- [Exercise instructions]: Would you go through the records below and copy each line with the string "JSON"?

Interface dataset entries
=== Begin Enclosure ===
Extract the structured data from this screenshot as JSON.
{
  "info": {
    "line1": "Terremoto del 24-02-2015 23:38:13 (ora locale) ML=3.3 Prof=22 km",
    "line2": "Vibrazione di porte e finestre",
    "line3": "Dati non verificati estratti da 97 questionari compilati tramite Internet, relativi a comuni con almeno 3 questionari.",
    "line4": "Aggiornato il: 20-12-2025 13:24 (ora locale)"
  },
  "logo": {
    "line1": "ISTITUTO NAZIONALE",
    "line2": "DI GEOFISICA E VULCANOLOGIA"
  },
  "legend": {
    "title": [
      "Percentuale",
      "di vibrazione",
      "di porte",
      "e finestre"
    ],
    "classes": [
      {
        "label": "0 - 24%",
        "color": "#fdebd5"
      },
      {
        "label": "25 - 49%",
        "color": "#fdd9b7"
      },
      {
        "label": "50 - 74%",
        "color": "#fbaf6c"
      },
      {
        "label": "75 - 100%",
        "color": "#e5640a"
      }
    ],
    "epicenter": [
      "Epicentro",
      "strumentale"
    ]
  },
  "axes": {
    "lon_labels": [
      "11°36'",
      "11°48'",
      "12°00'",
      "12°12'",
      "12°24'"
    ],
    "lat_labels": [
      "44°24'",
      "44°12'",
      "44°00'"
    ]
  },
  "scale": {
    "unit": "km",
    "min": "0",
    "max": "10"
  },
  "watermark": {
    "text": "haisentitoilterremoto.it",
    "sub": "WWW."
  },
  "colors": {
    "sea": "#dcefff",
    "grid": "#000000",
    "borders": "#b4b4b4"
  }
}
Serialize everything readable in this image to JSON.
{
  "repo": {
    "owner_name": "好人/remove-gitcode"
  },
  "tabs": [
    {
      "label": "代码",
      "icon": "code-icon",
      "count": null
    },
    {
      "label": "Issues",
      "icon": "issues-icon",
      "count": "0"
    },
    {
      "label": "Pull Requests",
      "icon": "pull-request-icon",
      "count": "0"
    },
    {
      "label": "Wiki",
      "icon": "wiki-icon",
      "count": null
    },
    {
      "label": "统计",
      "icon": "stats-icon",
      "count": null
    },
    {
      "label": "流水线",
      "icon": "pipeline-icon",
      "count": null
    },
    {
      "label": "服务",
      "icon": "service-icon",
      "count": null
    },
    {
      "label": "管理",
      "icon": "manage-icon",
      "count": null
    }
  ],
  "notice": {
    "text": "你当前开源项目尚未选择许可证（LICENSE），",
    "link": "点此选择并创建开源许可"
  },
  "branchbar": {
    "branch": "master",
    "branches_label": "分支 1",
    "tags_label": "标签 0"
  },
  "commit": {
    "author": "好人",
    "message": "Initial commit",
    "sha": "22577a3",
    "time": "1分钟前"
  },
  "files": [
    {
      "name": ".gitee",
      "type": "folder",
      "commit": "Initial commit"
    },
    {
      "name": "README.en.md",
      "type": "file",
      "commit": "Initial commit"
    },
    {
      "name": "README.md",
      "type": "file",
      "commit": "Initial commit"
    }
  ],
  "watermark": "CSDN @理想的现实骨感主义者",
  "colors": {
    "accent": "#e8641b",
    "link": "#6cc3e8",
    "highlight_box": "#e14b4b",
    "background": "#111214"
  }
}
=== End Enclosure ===
- [Task result]:
Extract the structured data from this screenshot as JSON.
Serialize everything readable in this image to JSON.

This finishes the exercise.